▶ What you will do:
Would you set down each line of the data below exactly?

#### Study material

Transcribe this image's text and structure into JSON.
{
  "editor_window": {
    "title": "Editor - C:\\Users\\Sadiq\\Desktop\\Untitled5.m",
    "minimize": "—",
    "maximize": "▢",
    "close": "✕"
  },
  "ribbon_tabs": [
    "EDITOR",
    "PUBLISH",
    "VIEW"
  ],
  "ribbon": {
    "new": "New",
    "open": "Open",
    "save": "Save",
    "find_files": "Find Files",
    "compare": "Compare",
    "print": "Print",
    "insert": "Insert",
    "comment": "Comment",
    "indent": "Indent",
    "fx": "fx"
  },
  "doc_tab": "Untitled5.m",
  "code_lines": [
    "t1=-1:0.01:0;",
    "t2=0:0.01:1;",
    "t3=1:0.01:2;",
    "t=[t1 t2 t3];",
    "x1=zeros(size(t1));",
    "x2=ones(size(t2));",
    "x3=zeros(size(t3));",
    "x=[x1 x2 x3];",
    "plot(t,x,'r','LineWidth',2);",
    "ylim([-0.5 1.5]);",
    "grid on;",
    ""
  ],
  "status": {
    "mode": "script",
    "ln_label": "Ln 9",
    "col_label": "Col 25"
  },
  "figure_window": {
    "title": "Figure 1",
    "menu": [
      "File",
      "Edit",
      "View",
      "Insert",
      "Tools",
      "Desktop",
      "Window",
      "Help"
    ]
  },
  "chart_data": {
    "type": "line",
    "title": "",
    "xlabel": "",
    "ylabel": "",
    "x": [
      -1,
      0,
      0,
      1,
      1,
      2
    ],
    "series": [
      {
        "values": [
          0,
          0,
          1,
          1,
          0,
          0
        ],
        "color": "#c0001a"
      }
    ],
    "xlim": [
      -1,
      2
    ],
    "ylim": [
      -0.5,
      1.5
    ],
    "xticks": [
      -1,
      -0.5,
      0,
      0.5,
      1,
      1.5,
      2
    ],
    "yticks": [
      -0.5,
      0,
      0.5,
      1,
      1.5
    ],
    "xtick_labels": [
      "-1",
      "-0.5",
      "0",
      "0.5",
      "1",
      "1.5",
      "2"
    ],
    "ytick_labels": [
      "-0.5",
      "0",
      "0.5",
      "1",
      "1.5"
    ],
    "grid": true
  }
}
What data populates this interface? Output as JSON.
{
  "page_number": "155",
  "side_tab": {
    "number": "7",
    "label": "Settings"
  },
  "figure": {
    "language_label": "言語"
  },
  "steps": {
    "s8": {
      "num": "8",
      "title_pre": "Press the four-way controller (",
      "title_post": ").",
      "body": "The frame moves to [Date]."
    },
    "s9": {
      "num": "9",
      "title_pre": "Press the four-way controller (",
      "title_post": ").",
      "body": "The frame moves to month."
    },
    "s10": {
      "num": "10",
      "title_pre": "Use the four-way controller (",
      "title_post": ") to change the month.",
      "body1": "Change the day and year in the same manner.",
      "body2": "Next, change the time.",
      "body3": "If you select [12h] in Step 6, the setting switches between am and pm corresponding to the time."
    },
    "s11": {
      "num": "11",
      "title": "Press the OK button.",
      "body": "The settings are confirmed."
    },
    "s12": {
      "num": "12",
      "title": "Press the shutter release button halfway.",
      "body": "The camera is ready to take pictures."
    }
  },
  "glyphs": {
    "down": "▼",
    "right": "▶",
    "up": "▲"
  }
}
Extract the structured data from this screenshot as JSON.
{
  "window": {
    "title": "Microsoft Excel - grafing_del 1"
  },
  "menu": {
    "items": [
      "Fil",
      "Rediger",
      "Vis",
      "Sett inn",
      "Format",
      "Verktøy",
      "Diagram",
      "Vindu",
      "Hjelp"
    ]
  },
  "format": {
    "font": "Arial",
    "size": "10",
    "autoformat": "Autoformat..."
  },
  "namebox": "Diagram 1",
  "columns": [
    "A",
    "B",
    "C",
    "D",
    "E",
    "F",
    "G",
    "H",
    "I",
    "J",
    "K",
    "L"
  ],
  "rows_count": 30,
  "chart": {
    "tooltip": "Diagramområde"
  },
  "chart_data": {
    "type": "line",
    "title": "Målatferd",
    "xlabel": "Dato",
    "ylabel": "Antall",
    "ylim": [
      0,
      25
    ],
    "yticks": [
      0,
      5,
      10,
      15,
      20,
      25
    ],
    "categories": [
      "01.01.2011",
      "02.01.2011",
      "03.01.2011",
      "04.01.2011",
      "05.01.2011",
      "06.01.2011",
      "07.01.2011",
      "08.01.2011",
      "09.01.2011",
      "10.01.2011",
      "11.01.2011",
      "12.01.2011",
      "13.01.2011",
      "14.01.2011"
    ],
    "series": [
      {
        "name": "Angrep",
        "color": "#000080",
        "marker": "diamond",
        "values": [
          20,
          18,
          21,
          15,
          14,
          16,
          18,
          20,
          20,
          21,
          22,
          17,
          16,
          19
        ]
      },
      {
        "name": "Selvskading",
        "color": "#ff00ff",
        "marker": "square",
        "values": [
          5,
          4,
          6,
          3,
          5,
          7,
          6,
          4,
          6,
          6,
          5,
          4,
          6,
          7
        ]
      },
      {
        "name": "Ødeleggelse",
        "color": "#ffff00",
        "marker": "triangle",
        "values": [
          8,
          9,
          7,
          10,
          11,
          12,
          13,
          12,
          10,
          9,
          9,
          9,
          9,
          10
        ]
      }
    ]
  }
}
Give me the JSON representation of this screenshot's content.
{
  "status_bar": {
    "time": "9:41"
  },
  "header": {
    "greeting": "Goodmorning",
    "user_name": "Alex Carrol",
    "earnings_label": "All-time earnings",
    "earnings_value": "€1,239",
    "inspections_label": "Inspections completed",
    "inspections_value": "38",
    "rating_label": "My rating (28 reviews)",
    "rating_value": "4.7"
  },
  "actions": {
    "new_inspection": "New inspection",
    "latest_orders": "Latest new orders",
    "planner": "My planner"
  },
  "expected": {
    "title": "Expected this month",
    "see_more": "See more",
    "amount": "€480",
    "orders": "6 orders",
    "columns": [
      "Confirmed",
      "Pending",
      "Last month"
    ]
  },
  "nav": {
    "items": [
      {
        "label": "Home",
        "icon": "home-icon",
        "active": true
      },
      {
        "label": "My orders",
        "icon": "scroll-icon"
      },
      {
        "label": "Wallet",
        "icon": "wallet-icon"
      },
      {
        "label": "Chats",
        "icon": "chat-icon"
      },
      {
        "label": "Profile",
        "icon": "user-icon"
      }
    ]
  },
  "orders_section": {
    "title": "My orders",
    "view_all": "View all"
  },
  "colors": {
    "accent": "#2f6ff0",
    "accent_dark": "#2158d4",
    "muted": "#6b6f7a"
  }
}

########

▶ Written response:
Transcribe this image's text and structure into JSON.
{
  "editor_window": {
    "title": "Editor - C:\\Users\\Sadiq\\Desktop\\Untitled5.m",
    "minimize": "—",
    "maximize": "▢",
    "close": "✕"
  },
  "ribbon_tabs": [
    "EDITOR",
    "PUBLISH",
    "VIEW"
  ],
  "ribbon": {
    "new": "New",
    "open": "Open",
    "save": "Save",
    "find_files": "Find Files",
    "compare": "Compare",
    "print": "Print",
    "insert": "Insert",
    "comment": "Comment",
    "indent": "Indent",
    "fx": "fx"
  },
  "doc_tab": "Untitled5.m",
  "code_lines": [
    "t1=-1:0.01:0;",
    "t2=0:0.01:1;",
    "t3=1:0.01:2;",
    "t=[t1 t2 t3];",
    "x1=zeros(size(t1));",
    "x2=ones(size(t2));",
    "x3=zeros(size(t3));",
    "x=[x1 x2 x3];",
    "plot(t,x,'r','LineWidth',2);",
    "ylim([-0.5 1.5]);",
    "grid on;",
    ""
  ],
  "status": {
    "mode": "script",
    "ln_label": "Ln 9",
    "col_label": "Col 25"
  },
  "figure_window": {
    "title": "Figure 1",
    "menu": [
      "File",
      "Edit",
      "View",
      "Insert",
      "Tools",
      "Desktop",
      "Window",
      "Help"
    ]
  },
  "chart_data": {
    "type": "line",
    "title": "",
    "xlabel": "",
    "ylabel": "",
    "x": [
      -1,
      0,
      0,
      1,
      1,
      2
    ],
    "series": [
      {
        "values": [
          0,
          0,
          1,
          1,
          0,
          0
        ],
        "color": "#c0001a"
      }
    ],
    "xlim": [
      -1,
      2
    ],
    "ylim": [
      -0.5,
      1.5
    ],
    "xticks": [
      -1,
      -0.5,
      0,
      0.5,
      1,
      1.5,
      2
    ],
    "yticks": [
      -0.5,
      0,
      0.5,
      1,
      1.5
    ],
    "xtick_labels": [
      "-1",
      "-0.5",
      "0",
      "0.5",
      "1",
      "1.5",
      "2"
    ],
    "ytick_labels": [
      "-0.5",
      "0",
      "0.5",
      "1",
      "1.5"
    ],
    "grid": true
  }
}
What data populates this interface? Output as JSON.
{
  "page_number": "155",
  "side_tab": {
    "number": "7",
    "label": "Settings"
  },
  "figure": {
    "language_label": "言語"
  },
  "steps": {
    "s8": {
      "num": "8",
      "title_pre": "Press the four-way controller (",
      "title_post": ").",
      "body": "The frame moves to [Date]."
    },
    "s9": {
      "num": "9",
      "title_pre": "Press the four-way controller (",
      "title_post": ").",
      "body": "The frame moves to month."
    },
    "s10": {
      "num": "10",
      "title_pre": "Use the four-way controller (",
      "title_post": ") to change the month.",
      "body1": "Change the day and year in the same manner.",
      "body2": "Next, change the time.",
      "body3": "If you select [12h] in Step 6, the setting switches between am and pm corresponding to the time."
    },
    "s11": {
      "num": "11",
      "title": "Press the OK button.",
      "body": "The settings are confirmed."
    },
    "s12": {
      "num": "12",
      "title": "Press the shutter release button halfway.",
      "body": "The camera is ready to take pictures."
    }
  },
  "glyphs": {
    "down": "▼",
    "right": "▶",
    "up": "▲"
  }
}
Extract the structured data from this screenshot as JSON.
{
  "window": {
    "title": "Microsoft Excel - grafing_del 1"
  },
  "menu": {
    "items": [
      "Fil",
      "Rediger",
      "Vis",
      "Sett inn",
      "Format",
      "Verktøy",
      "Diagram",
      "Vindu",
      "Hjelp"
    ]
  },
  "format": {
    "font": "Arial",
    "size": "10",
    "autoformat": "Autoformat..."
  },
  "namebox": "Diagram 1",
  "columns": [
    "A",
    "B",
    "C",
    "D",
    "E",
    "F",
    "G",
    "H",
    "I",
    "J",
    "K",
    "L"
  ],
  "rows_count": 30,
  "chart": {
    "tooltip": "Diagramområde"
  },
  "chart_data": {
    "type": "line",
    "title": "Målatferd",
    "xlabel": "Dato",
    "ylabel": "Antall",
    "ylim": [
      0,
      25
    ],
    "yticks": [
      0,
      5,
      10,
      15,
      20,
      25
    ],
    "categories": [
      "01.01.2011",
      "02.01.2011",
      "03.01.2011",
      "04.01.2011",
      "05.01.2011",
      "06.01.2011",
      "07.01.2011",
      "08.01.2011",
      "09.01.2011",
      "10.01.2011",
      "11.01.2011",
      "12.01.2011",
      "13.01.2011",
      "14.01.2011"
    ],
    "series": [
      {
        "name": "Angrep",
        "color": "#000080",
        "marker": "diamond",
        "values": [
          20,
          18,
          21,
          15,
          14,
          16,
          18,
          20,
          20,
          21,
          22,
          17,
          16,
          19
        ]
      },
      {
        "name": "Selvskading",
        "color": "#ff00ff",
        "marker": "square",
        "values": [
          5,
          4,
          6,
          3,
          5,
          7,
          6,
          4,
          6,
          6,
          5,
          4,
          6,
          7
        ]
      },
      {
        "name": "Ødeleggelse",
        "color": "#ffff00",
        "marker": "triangle",
        "values": [
          8,
          9,
          7,
          10,
          11,
          12,
          13,
          12,
          10,
          9,
          9,
          9,
          9,
          10
        ]
      }
    ]
  }
}
Give me the JSON representation of this screenshot's content.
{
  "status_bar": {
    "time": "9:41"
  },
  "header": {
    "greeting": "Goodmorning",
    "user_name": "Alex Carrol",
    "earnings_label": "All-time earnings",
    "earnings_value": "€1,239",
    "inspections_label": "Inspections completed",
    "inspections_value": "38",
    "rating_label": "My rating (28 reviews)",
    "rating_value": "4.7"
  },
  "actions": {
    "new_inspection": "New inspection",
    "latest_orders": "Latest new orders",
    "planner": "My planner"
  },
  "expected": {
    "title": "Expected this month",
    "see_more": "See more",
    "amount": "€480",
    "orders": "6 orders",
    "columns": [
      "Confirmed",
      "Pending",
      "Last month"
    ]
  },
  "nav": {
    "items": [
      {
        "label": "Home",
        "icon": "home-icon",
        "active": true
      },
      {
        "label": "My orders",
        "icon": "scroll-icon"
      },
      {
        "label": "Wallet",
        "icon": "wallet-icon"
      },
      {
        "label": "Chats",
        "icon": "chat-icon"
      },
      {
        "label": "Profile",
        "icon": "user-icon"
      }
    ]
  },
  "orders_section": {
    "title": "My orders",
    "view_all": "View all"
  },
  "colors": {
    "accent": "#2f6ff0",
    "accent_dark": "#2158d4",
    "muted": "#6b6f7a"
  }
}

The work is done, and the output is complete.